[Task instructions]: Report the number of lines in the data below that hold "image", without any other words.

Saved entries:
[Start of section]

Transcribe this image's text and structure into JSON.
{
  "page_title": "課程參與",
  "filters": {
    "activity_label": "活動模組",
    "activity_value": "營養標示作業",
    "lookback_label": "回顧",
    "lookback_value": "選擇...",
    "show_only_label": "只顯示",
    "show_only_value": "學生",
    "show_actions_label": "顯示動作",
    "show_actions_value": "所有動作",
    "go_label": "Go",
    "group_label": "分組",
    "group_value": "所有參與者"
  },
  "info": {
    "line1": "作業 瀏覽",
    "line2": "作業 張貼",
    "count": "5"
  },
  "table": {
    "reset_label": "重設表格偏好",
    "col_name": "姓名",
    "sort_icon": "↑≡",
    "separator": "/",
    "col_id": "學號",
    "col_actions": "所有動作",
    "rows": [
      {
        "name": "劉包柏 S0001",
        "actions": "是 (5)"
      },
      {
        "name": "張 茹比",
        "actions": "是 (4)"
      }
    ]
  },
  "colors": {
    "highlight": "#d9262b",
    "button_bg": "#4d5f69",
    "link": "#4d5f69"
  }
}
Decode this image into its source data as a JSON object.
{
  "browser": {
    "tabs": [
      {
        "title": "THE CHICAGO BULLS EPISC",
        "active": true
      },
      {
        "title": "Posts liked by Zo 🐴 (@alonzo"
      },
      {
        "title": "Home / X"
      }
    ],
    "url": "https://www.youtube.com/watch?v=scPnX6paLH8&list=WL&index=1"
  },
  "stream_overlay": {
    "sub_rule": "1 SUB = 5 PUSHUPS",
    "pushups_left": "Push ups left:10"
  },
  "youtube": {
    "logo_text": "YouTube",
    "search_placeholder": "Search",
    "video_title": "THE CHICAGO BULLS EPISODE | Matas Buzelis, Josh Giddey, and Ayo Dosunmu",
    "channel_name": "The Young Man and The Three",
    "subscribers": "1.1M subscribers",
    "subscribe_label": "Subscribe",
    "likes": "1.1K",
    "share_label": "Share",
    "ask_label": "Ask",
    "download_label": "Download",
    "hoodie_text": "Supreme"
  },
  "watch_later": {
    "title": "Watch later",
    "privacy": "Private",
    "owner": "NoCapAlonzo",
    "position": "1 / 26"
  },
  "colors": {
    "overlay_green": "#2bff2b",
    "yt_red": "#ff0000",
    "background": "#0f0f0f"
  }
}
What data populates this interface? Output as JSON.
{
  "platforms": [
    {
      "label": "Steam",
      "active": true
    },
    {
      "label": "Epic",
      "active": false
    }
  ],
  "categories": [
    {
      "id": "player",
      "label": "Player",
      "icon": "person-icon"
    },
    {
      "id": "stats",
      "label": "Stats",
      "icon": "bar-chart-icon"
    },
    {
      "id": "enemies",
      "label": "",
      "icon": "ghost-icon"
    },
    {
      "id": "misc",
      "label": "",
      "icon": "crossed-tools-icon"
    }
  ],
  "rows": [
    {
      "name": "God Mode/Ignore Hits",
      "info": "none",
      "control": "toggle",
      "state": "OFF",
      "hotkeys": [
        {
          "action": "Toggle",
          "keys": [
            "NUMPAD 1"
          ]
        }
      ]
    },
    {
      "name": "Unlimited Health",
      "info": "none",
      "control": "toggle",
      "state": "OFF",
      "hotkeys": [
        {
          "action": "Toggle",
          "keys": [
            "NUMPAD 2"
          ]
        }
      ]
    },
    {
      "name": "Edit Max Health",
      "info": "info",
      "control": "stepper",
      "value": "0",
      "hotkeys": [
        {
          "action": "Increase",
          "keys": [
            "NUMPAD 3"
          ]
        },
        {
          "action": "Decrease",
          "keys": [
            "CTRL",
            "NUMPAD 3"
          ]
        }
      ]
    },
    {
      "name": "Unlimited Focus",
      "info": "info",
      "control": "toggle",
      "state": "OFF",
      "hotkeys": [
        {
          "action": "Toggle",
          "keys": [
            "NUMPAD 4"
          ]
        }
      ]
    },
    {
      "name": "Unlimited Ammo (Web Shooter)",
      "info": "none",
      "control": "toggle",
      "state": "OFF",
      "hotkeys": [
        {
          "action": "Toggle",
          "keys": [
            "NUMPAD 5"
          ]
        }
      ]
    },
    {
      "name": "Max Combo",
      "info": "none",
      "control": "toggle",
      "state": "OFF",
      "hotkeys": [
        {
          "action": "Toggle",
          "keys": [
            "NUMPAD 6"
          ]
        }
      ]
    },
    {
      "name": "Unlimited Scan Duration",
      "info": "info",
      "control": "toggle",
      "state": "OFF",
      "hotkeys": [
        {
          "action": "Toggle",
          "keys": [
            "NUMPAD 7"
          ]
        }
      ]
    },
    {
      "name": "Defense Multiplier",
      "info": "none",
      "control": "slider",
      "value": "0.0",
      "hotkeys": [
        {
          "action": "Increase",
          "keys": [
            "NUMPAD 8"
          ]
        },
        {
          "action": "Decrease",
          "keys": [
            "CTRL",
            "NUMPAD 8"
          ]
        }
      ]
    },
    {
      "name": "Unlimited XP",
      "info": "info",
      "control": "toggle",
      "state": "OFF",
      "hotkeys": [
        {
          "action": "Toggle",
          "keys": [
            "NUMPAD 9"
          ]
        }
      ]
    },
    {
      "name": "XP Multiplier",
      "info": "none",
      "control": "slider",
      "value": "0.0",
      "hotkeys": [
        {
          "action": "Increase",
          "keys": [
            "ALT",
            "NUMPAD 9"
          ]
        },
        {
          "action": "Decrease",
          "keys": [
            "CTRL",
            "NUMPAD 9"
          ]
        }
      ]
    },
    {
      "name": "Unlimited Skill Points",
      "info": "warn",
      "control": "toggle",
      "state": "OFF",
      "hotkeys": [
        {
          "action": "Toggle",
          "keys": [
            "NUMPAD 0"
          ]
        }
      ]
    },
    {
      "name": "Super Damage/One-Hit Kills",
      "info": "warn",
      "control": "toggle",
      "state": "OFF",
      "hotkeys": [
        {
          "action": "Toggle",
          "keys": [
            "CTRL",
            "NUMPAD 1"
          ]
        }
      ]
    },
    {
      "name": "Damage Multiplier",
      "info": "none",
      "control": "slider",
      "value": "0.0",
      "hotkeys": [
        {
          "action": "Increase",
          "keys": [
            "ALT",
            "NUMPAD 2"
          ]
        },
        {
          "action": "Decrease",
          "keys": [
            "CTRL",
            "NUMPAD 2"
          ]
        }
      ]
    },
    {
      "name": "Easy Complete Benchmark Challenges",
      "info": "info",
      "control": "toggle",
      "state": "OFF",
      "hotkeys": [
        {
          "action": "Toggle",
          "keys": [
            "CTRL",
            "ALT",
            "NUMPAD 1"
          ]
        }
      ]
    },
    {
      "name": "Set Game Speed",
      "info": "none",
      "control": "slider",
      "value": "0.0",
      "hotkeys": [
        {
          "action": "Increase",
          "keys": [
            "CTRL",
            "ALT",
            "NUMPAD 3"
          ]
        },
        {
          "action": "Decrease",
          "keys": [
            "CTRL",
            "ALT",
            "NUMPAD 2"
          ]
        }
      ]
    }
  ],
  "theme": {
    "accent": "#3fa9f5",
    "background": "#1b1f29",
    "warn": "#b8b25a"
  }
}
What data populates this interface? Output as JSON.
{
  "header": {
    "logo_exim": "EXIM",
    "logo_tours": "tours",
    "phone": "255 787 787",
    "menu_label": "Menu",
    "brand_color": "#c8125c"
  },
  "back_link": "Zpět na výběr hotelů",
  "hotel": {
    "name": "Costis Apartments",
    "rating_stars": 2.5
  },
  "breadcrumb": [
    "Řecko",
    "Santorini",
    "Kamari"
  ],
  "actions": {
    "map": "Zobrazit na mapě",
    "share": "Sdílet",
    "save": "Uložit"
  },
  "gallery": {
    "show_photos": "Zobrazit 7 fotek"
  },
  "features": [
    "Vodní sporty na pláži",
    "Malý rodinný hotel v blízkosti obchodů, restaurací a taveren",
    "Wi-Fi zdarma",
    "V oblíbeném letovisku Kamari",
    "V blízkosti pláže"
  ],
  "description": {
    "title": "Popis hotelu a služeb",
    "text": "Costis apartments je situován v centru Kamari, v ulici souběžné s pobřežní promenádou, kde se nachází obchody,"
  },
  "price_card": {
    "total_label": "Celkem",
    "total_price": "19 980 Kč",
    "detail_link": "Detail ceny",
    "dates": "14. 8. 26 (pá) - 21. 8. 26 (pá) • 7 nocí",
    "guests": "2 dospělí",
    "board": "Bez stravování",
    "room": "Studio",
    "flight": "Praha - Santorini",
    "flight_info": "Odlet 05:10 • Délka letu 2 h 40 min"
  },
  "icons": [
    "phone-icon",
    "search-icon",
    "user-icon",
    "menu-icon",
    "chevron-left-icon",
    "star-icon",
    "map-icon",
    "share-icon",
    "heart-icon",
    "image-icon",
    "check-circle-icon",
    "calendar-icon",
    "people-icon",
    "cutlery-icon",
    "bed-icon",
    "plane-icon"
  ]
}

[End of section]

[Reply]: 3